WHAT IS EXPECTED: Report each line of the listing that carries the word "sleet".

INFORMATION SHOWN:
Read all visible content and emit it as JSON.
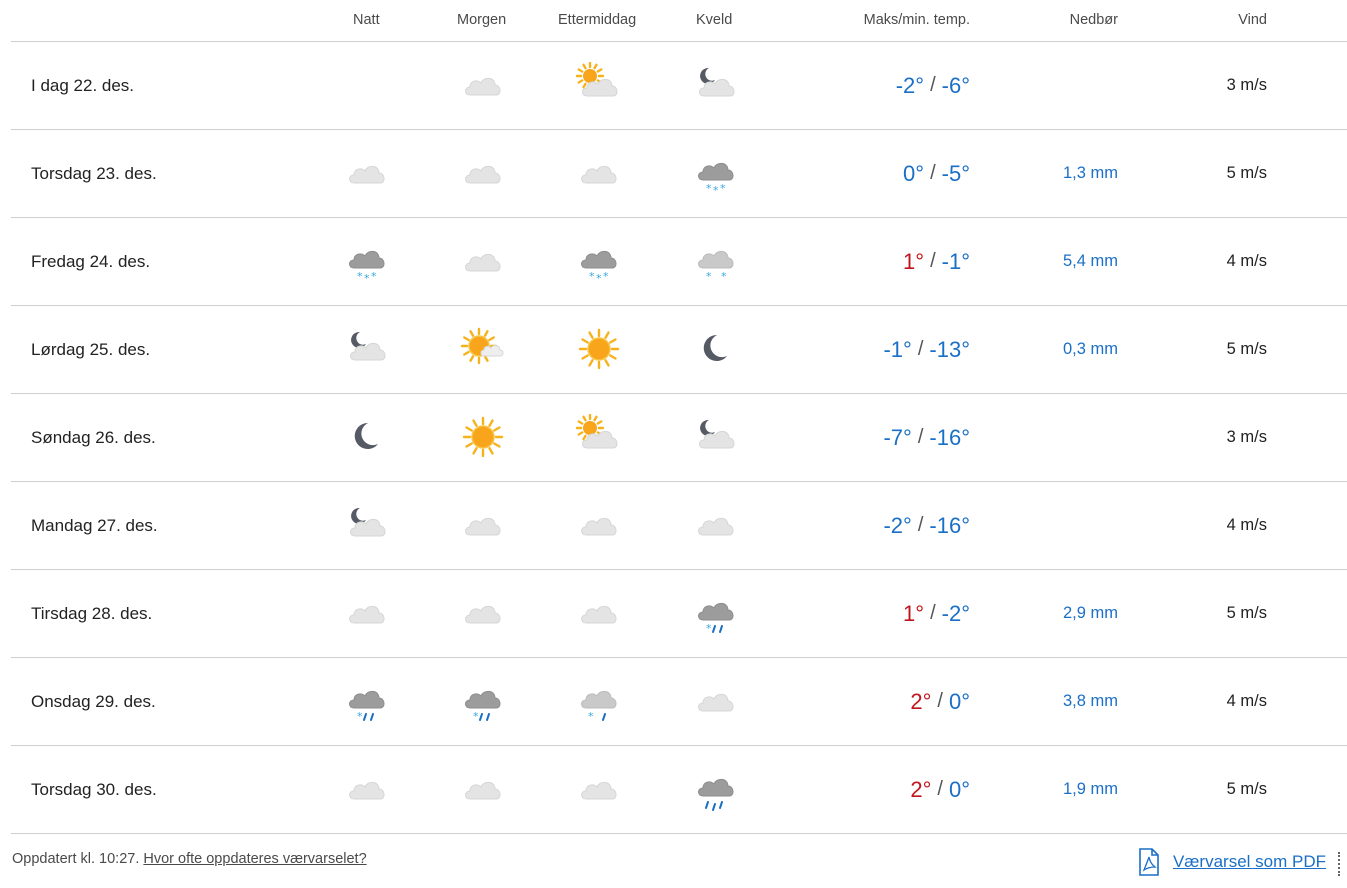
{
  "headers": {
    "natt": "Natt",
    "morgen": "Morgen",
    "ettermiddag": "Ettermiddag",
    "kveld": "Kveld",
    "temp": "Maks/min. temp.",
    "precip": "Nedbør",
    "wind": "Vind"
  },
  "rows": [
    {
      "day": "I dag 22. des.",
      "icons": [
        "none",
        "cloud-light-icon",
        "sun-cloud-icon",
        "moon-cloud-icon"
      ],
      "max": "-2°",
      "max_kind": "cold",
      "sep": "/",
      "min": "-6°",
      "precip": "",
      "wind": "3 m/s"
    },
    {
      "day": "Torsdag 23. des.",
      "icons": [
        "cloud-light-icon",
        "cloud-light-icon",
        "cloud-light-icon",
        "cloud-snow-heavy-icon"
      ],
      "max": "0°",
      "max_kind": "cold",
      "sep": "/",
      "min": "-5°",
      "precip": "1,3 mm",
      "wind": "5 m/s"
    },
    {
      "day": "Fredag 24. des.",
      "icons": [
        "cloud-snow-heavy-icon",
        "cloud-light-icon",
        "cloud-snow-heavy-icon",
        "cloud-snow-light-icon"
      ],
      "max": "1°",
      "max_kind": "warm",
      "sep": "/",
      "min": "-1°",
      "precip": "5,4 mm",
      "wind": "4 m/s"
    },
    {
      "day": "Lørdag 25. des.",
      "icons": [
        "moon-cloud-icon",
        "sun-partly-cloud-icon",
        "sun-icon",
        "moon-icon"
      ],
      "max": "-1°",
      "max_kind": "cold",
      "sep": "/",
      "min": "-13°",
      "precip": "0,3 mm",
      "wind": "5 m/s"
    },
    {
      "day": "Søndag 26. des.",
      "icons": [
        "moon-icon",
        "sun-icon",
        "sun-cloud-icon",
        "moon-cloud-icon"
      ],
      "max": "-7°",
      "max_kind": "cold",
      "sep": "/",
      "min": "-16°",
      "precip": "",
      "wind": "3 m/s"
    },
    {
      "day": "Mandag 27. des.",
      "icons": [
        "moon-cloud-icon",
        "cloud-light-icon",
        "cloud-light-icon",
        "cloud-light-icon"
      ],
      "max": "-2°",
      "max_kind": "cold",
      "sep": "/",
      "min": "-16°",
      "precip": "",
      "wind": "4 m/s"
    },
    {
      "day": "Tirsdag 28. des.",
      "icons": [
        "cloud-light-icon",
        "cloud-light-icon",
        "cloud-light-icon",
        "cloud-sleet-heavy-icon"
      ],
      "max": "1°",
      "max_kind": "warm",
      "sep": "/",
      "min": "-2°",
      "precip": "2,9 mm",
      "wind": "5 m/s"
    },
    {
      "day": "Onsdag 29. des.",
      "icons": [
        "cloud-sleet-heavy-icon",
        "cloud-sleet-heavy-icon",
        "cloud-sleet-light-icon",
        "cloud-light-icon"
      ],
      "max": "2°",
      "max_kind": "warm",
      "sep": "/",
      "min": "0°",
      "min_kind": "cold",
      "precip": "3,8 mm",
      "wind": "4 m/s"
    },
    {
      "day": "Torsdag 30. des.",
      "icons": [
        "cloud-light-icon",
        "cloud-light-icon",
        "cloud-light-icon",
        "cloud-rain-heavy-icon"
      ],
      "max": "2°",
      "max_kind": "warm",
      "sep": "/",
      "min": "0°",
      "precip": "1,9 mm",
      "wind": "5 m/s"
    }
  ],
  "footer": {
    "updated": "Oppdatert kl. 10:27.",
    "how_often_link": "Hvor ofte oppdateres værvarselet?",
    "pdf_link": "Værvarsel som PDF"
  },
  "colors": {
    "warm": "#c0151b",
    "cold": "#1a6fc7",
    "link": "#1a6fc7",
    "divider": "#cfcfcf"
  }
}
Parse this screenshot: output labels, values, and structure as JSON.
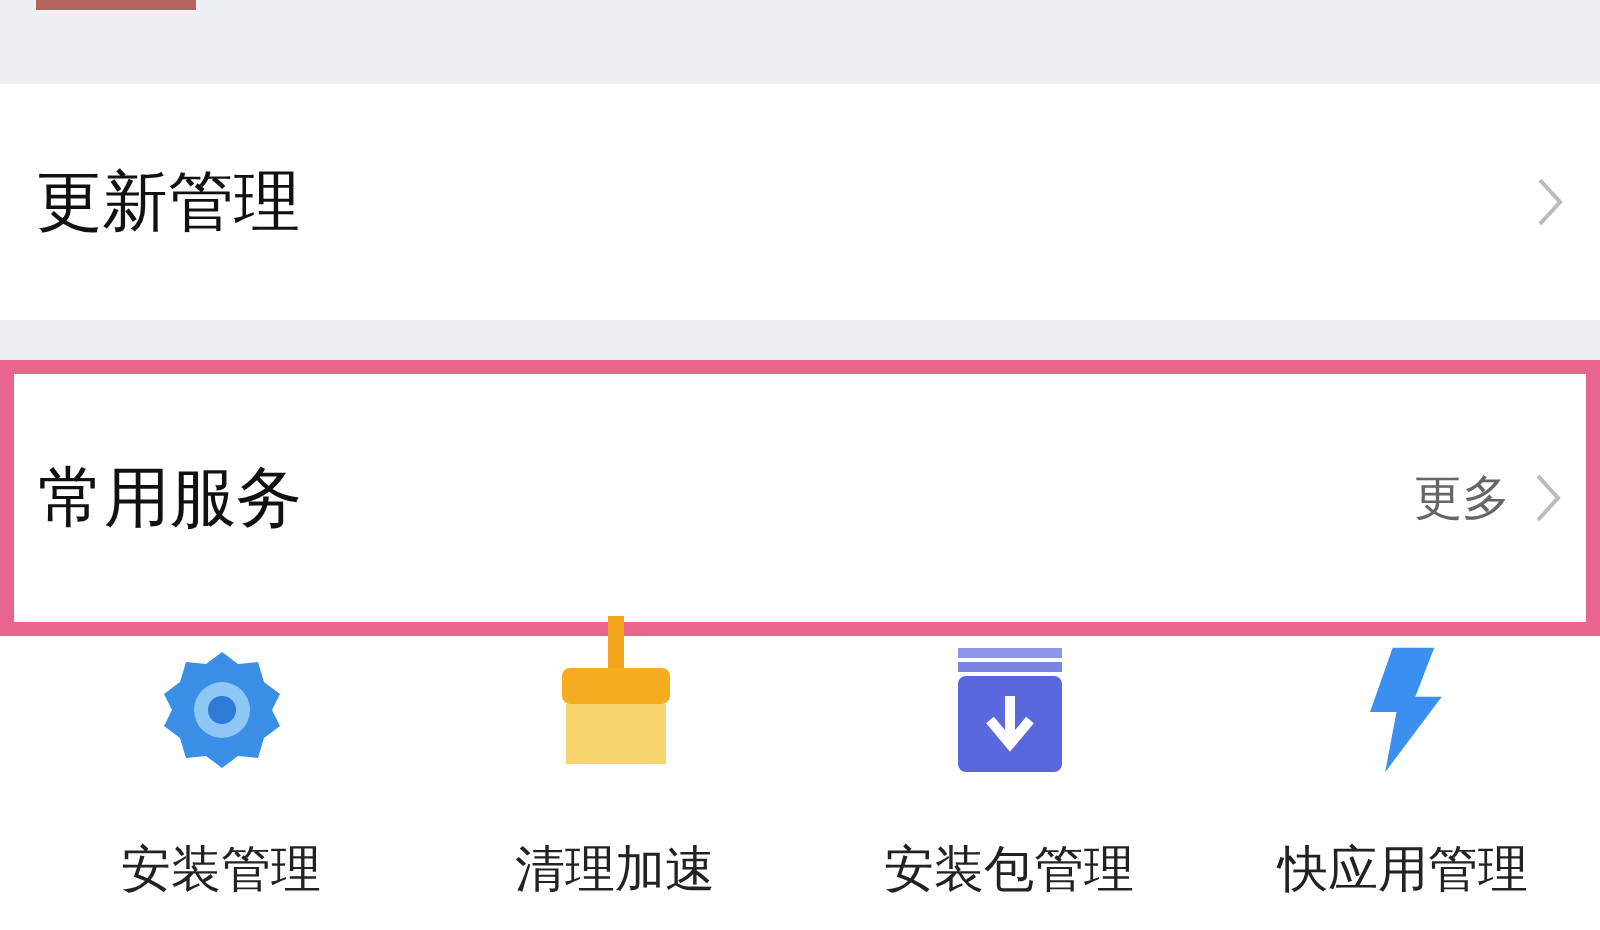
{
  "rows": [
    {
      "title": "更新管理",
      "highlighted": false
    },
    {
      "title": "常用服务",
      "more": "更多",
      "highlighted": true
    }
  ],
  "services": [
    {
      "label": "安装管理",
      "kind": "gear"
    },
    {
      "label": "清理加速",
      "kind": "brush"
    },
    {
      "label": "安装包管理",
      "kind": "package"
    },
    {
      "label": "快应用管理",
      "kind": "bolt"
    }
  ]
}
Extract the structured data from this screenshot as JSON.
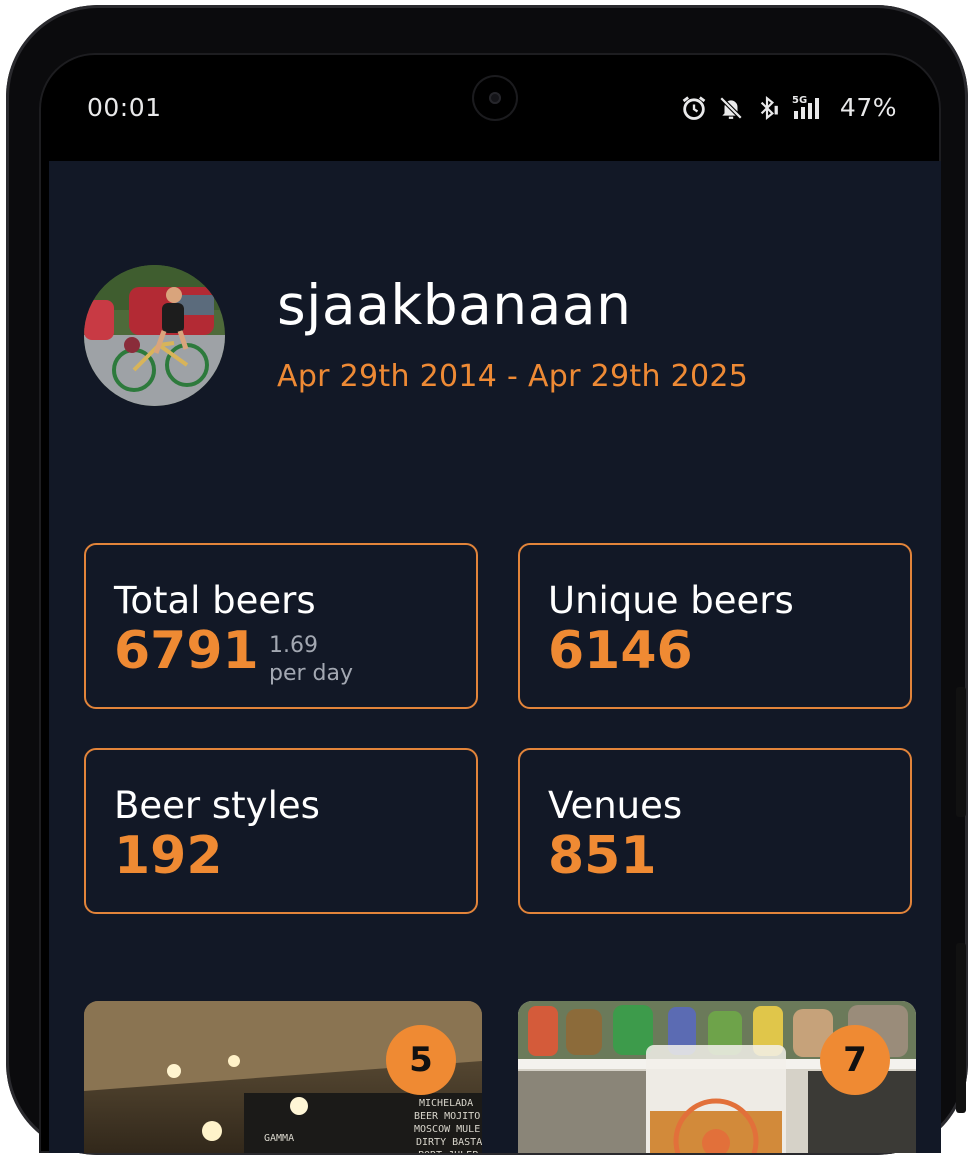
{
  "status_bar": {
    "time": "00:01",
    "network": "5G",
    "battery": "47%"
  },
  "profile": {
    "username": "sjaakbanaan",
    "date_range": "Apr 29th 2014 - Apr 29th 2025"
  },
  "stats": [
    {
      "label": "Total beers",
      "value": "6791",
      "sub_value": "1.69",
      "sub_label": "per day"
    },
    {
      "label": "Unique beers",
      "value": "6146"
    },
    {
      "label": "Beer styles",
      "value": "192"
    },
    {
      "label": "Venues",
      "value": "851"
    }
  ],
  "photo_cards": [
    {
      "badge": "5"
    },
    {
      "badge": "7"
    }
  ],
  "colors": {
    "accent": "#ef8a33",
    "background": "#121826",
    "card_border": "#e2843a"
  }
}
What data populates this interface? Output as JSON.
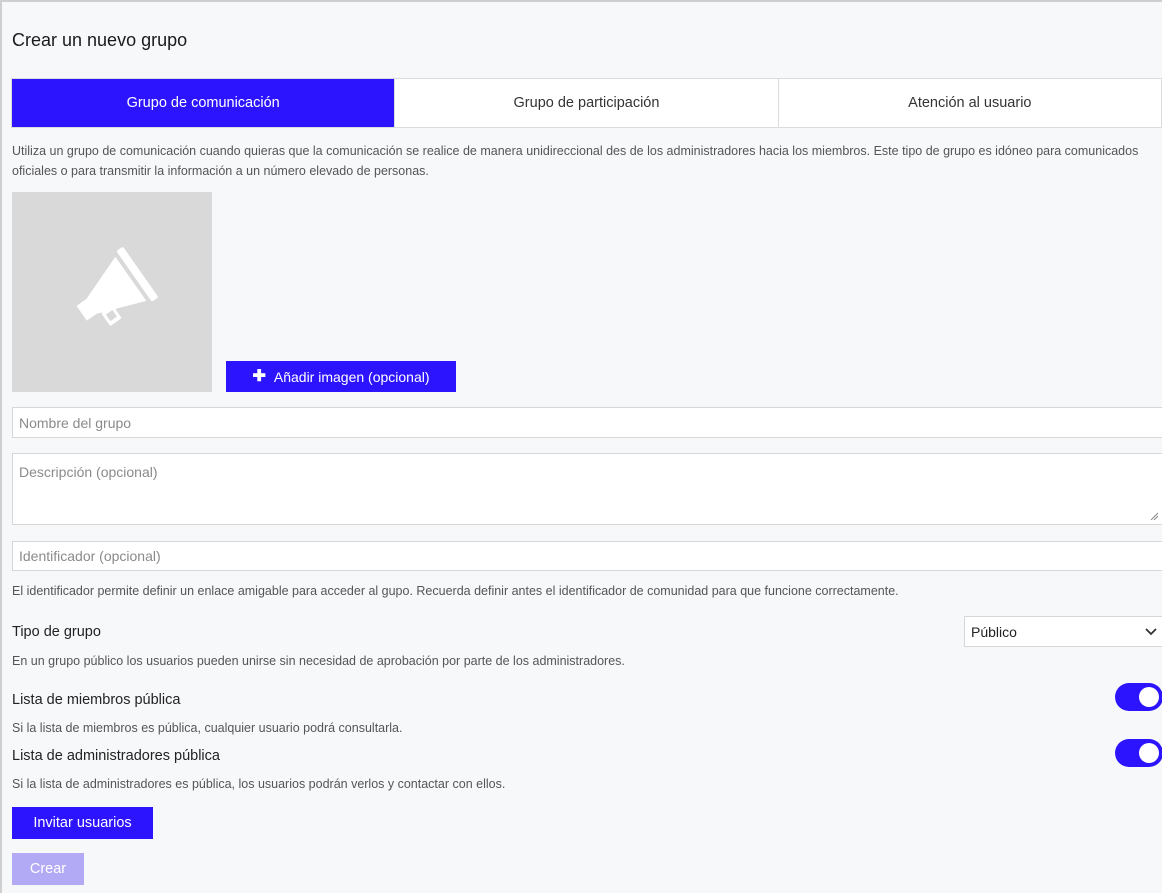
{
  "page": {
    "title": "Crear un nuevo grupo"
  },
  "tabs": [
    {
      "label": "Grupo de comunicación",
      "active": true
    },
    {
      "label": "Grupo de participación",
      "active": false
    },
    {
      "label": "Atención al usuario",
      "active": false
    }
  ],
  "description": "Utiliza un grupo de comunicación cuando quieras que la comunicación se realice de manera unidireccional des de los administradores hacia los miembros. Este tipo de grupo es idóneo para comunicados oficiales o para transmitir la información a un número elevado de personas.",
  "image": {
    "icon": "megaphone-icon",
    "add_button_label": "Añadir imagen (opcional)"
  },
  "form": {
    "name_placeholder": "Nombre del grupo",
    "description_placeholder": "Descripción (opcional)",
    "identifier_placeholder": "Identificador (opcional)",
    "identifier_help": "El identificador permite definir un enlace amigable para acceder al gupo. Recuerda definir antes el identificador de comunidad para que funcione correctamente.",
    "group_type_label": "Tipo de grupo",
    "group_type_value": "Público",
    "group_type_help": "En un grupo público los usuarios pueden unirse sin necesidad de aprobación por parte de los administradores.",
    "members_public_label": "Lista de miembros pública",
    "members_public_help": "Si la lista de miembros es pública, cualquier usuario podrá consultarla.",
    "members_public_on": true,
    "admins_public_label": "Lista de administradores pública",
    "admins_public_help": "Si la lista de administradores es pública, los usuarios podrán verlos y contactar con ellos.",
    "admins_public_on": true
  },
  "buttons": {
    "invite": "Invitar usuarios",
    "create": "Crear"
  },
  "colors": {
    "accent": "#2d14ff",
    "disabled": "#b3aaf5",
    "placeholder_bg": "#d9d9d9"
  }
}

ANSWER:
        "cloud-sleet-heavy-icon"
        "cloud-sleet-heavy-icon",
        "cloud-sleet-heavy-icon",
        "cloud-sleet-light-icon",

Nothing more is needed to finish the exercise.